* Instructions for the task:
Return the records word for word. Pictures do not belong in the copy.

# # #

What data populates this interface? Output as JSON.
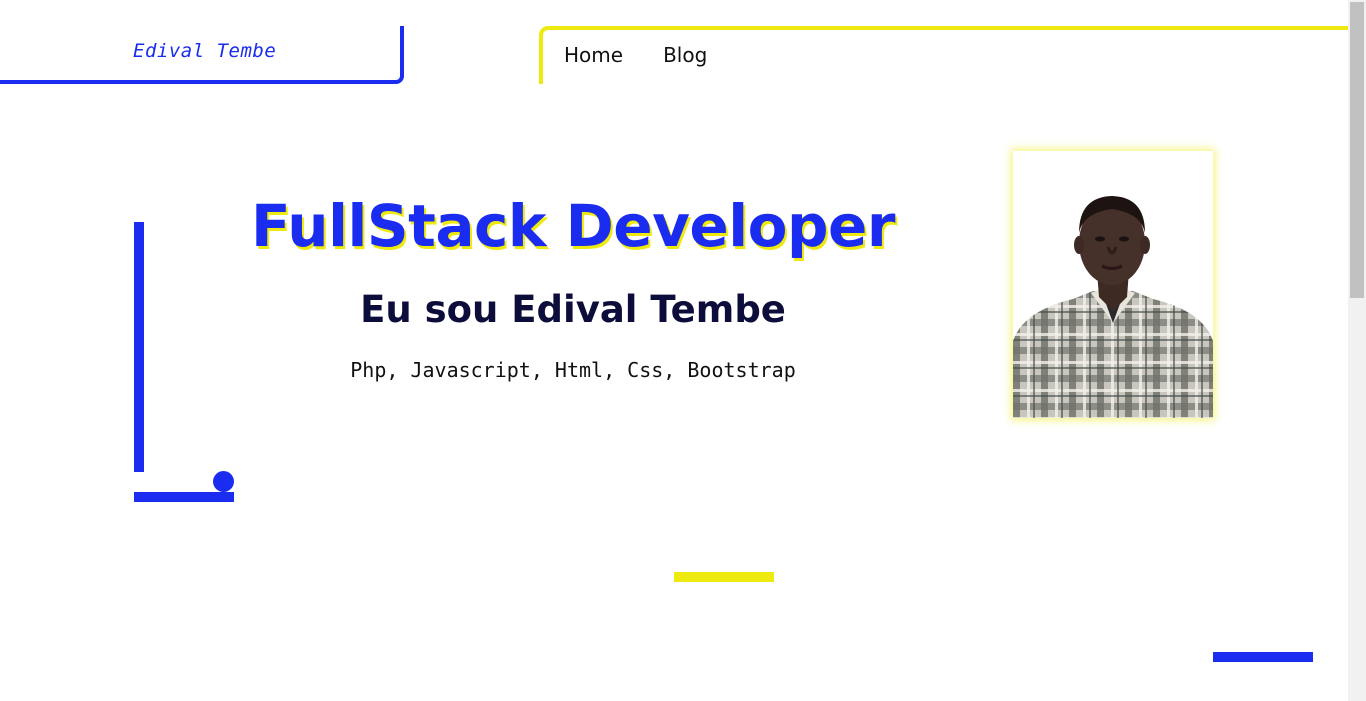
{
  "header": {
    "brand": "Edival Tembe",
    "nav": [
      {
        "label": "Home"
      },
      {
        "label": "Blog"
      }
    ]
  },
  "hero": {
    "title": "FullStack Developer",
    "subtitle": "Eu sou Edival Tembe",
    "skills": "Php, Javascript, Html, Css, Bootstrap"
  },
  "profile_photo": {
    "icon": "profile-photo"
  },
  "colors": {
    "primary_blue": "#1a2cf0",
    "accent_yellow": "#eeea10",
    "heading_dark": "#0d0d3b"
  }
}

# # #

* Solution below:
What data populates this interface? Output as JSON.
{
  "header": {
    "brand": "Edival Tembe",
    "nav": [
      {
        "label": "Home"
      },
      {
        "label": "Blog"
      }
    ]
  },
  "hero": {
    "title": "FullStack Developer",
    "subtitle": "Eu sou Edival Tembe",
    "skills": "Php, Javascript, Html, Css, Bootstrap"
  },
  "profile_photo": {
    "icon": "profile-photo"
  },
  "colors": {
    "primary_blue": "#1a2cf0",
    "accent_yellow": "#eeea10",
    "heading_dark": "#0d0d3b"
  }
}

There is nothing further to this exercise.